Rosatom has done nothing to demonstrate it is a responsible actor. No early and constructive publication of measurement data, no constructive analysis of what the source could be. Only denial, diversion of attention and shooting at the messenger. In order to get more clarity, Greenpeace saw no other possibility than to request an investigation from the public prosecutor. The fact that the source of this ruthenium-106 emission remains a mystery is a reason for concern in itself. But the fact that Rosatom, one of the largest nuclear operators in the world, reacts as it did makes it really scary.

EcoWatch Daily Newsletter

Micromobility is the future of transportation in cities, but cities and investors need to plan ahead to avoid challenges. Jonny Kennaugh / Unsplash

By Carlo Ratti, Ida Auken

On the window of a bike shop in Copenhagen, a sign reads: Your next car is a bike.

Read More Show Less
An American flag waves in the wind at the Phillip Burton Federal Building in San Francisco, California on May 17 where a trial against Monsanto took place. Alva and Alberta Pilliod, were awarded more than $2 billion in damages in their lawsuit against Monsanto, though the judge in the case lowered the damage award to $87 million. JOSH EDELSON / AFP / Getty Images

By Carey Gillam

For the last five years, Chris Stevick has helped his wife Elaine in her battle against a vicious type of cancer that the couple believes was caused by Elaine's repeated use of Monsanto's Roundup herbicide around a California property the couple owned. Now the roles are reversed as Elaine must help Chris face his own cancer.

Read More Show Less
Sponsored
Butterfly habitats have fallen 77 percent in the last 50 years. Pixabay / Pexels

The last 50 years have been brutal for wildlife. Animals have lost their habitats and seen their numbers plummet. Now a new report from a British conservation group warns that habitat destruction and increased pesticide use has on a trajectory for an "insect apocalypse," which will have dire consequences for humans and all life on Earth, as The Guardian reported.

Read More Show Less
Six of the nineteen wind turbines which were installed on Frodsham Marsh, near the coal-powered Fiddler's Ferry power station, in Helsby, England on Feb. 7, 2017.

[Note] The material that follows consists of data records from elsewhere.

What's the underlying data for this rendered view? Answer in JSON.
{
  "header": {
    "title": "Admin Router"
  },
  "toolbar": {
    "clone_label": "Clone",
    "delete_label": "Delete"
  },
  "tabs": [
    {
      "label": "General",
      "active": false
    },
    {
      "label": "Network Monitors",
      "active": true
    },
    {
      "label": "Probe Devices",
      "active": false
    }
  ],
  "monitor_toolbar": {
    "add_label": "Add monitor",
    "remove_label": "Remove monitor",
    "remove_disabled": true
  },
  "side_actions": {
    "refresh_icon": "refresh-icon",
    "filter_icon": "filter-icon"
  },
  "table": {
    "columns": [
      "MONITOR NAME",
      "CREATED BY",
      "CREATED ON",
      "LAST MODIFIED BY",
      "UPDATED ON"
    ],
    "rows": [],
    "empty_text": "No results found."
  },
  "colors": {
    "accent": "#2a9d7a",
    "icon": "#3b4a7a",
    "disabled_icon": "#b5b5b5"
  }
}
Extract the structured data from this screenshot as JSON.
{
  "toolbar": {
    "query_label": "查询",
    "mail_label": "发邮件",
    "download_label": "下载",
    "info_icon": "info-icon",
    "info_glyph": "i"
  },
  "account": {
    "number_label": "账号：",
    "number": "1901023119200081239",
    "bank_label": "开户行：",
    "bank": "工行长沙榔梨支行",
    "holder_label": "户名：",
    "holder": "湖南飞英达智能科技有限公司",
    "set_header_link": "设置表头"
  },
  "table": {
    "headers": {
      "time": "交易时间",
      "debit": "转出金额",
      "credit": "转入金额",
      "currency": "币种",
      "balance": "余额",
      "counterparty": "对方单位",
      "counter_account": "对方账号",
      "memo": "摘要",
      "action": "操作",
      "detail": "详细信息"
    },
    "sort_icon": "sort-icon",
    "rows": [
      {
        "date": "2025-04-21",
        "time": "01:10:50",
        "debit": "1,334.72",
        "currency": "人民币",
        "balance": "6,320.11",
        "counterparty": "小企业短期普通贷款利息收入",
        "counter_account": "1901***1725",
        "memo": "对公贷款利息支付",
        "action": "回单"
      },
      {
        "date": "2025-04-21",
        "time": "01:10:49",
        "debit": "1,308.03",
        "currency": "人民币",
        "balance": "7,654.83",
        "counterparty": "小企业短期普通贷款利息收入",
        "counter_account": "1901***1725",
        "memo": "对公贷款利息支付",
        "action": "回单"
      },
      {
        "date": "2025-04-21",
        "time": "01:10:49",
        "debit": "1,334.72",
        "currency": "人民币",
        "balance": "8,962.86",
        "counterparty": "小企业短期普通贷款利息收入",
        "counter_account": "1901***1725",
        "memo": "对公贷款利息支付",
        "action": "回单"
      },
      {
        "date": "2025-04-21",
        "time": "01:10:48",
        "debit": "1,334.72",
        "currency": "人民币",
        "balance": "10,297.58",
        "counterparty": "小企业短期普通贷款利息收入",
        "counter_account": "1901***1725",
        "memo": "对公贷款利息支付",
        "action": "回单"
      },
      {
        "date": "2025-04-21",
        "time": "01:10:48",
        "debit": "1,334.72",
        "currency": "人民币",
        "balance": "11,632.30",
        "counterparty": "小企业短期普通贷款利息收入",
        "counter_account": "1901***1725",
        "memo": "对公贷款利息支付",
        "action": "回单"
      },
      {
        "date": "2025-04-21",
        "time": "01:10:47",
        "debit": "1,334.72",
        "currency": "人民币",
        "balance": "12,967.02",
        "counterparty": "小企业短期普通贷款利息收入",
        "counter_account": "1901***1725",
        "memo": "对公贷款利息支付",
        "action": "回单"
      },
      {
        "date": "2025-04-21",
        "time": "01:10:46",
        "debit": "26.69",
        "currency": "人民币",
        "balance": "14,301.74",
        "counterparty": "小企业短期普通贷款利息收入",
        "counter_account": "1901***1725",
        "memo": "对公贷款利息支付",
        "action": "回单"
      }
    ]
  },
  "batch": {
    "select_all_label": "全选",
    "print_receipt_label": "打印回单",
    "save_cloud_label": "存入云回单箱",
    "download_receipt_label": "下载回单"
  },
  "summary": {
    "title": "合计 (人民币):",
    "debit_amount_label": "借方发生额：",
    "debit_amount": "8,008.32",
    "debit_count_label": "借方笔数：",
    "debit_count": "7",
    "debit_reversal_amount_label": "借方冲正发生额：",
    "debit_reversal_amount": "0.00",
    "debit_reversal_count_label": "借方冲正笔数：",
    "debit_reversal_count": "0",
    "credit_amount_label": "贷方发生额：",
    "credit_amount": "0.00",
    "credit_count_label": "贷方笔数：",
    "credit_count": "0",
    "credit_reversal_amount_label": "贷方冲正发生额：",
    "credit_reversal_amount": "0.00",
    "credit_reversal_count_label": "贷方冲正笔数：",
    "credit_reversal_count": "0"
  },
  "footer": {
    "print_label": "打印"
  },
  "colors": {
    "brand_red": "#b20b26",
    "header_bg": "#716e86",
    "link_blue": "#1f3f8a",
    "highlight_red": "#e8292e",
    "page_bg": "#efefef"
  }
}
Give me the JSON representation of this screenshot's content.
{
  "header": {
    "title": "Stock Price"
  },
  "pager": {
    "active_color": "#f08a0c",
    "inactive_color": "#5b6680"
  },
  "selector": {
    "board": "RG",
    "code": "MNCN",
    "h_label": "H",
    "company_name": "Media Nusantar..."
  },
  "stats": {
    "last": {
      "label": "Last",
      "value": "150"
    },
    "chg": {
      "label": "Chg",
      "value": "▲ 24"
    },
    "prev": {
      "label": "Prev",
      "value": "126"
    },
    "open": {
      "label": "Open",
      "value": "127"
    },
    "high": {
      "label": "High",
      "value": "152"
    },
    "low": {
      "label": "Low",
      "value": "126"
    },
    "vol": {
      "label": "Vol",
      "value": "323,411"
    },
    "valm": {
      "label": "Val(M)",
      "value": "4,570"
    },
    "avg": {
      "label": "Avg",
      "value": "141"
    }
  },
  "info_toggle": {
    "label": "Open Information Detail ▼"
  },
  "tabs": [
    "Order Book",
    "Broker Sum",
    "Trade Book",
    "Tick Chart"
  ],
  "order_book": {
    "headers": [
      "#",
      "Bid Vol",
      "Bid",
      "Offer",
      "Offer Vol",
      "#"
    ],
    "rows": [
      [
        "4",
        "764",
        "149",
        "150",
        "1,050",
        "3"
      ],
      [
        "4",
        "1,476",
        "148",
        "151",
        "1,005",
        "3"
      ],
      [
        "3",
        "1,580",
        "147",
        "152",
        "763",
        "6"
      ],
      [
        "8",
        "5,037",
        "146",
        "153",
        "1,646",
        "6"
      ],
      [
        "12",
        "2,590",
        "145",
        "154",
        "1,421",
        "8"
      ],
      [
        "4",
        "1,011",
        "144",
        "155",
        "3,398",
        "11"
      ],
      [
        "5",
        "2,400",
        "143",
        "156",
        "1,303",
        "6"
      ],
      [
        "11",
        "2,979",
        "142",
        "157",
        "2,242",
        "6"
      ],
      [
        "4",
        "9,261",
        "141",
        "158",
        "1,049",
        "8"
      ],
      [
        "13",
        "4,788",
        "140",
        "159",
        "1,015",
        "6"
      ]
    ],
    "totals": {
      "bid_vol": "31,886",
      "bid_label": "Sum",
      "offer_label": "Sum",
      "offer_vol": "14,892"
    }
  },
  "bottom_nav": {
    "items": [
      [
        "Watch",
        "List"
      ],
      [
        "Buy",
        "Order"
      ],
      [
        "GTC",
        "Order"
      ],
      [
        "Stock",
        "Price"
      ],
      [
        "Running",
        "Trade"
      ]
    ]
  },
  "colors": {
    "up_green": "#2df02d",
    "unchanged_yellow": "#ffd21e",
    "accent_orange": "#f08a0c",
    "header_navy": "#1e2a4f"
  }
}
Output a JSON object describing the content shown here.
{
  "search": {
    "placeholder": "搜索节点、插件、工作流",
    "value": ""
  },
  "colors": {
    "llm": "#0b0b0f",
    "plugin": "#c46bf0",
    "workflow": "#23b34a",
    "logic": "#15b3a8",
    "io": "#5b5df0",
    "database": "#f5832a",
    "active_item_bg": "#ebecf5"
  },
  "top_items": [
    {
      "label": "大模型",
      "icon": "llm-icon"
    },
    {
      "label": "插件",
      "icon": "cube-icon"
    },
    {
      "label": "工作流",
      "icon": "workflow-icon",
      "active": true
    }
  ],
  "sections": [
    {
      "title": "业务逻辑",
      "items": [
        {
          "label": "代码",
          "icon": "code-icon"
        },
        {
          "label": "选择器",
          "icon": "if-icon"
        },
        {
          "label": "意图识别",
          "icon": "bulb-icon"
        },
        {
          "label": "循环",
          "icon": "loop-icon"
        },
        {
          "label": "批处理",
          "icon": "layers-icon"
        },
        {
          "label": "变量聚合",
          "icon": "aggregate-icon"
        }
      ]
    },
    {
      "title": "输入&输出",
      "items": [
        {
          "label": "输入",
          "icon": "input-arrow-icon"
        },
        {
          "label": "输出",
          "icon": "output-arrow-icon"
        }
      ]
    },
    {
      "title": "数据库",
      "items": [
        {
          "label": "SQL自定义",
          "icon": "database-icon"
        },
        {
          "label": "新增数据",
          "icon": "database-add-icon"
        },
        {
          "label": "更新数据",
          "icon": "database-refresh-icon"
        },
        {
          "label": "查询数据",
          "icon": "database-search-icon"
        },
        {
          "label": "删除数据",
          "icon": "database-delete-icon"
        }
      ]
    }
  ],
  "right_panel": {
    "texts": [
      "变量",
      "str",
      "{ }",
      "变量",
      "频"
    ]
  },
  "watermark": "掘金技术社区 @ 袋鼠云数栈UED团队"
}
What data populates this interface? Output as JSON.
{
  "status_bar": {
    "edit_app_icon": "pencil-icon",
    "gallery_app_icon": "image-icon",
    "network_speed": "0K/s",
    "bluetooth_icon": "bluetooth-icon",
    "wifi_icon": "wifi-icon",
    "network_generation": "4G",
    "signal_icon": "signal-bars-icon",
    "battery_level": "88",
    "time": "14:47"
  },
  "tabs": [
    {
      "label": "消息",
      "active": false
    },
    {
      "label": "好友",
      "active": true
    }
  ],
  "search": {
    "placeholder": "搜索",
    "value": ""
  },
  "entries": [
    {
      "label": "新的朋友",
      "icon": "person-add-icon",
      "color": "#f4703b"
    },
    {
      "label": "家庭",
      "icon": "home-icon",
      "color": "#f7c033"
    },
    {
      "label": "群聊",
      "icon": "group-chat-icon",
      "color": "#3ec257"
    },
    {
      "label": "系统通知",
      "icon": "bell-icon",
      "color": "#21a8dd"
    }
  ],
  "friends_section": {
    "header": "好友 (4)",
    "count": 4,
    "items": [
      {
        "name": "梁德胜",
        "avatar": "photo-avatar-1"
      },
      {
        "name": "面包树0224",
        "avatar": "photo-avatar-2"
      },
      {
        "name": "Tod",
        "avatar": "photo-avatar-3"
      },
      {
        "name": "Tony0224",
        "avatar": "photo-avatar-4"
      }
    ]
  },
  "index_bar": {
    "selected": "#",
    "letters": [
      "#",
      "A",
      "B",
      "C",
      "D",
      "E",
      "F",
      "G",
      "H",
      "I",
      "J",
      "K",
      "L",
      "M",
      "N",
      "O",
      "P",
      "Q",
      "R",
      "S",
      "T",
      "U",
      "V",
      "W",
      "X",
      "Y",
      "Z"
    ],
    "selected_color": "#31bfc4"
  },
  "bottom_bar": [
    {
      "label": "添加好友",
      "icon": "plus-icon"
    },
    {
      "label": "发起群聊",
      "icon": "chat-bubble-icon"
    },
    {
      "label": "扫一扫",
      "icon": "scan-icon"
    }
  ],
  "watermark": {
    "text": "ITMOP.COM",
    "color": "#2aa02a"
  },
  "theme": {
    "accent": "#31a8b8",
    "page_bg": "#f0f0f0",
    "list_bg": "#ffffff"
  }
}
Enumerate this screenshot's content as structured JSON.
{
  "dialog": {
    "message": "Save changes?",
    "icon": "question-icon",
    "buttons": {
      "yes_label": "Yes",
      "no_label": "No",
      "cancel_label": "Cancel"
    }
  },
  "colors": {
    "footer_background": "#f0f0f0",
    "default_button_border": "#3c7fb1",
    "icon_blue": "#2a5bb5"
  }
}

Sales of electric cars are surging and the world is generating more and more power from renewable sources, but it is not enough to cut greenhouse gas emissions and to stop the global climate crisis, according to a new report from the International Energy Agency (IEA).

Read More Show Less
"Globally, we're starting to see examples of retailers moving away from plastics and throwaway packaging, but not at the urgency and scale needed to address this crisis." Greenpeace

By Jake Johnson

A Greenpeace report released Tuesday uses a hypothetical "Smart Supermarket" that has done away with environmentally damaging single-use plastics to outline a possible future in which the world's oceans and communities are free of bags, bottles, packaging and other harmful plastic pollutants.

Read More Show Less
Sponsored
Children are forced to wear masks due to the toxic smoke from peat land fires in Indonesia. Aulia Erlangga / CIFOR

By Irene Banos Ruiz

Pediatricians in New Delhi, India, say children's lungs are no longer pink, but black.

Our warming planet is already impacting the health of the world's children and will shape the future of an entire generation if we fail to limit global warming to well below 2 degrees Celsius (35.6°F), the 2019 Lancet Countdown Report on health and climate change shows.

Read More Show Less
Private homes surround a 20 inch gas liquids pipeline which is part of the Mariner East II project on Oct. 5, 2017 in Marchwood, Penn. Robert Nickelsberg / Getty Images

The FBI is looking into how the state of Pennsylvania granted permits for a controversial natural gas pipeline as part of a corruption investigation, the AP reports.

Read More Show Less
Three cows who were washed off their North Carolina island by Hurricane Dorian have been found alive after swimming at least two miles. Carolina Wild Ones / Facebook

Three cows who were washed off their North Carolina island by Hurricane Dorian have been found alive after swimming at least two miles, The New York Times reported Wednesday.

Read More Show Less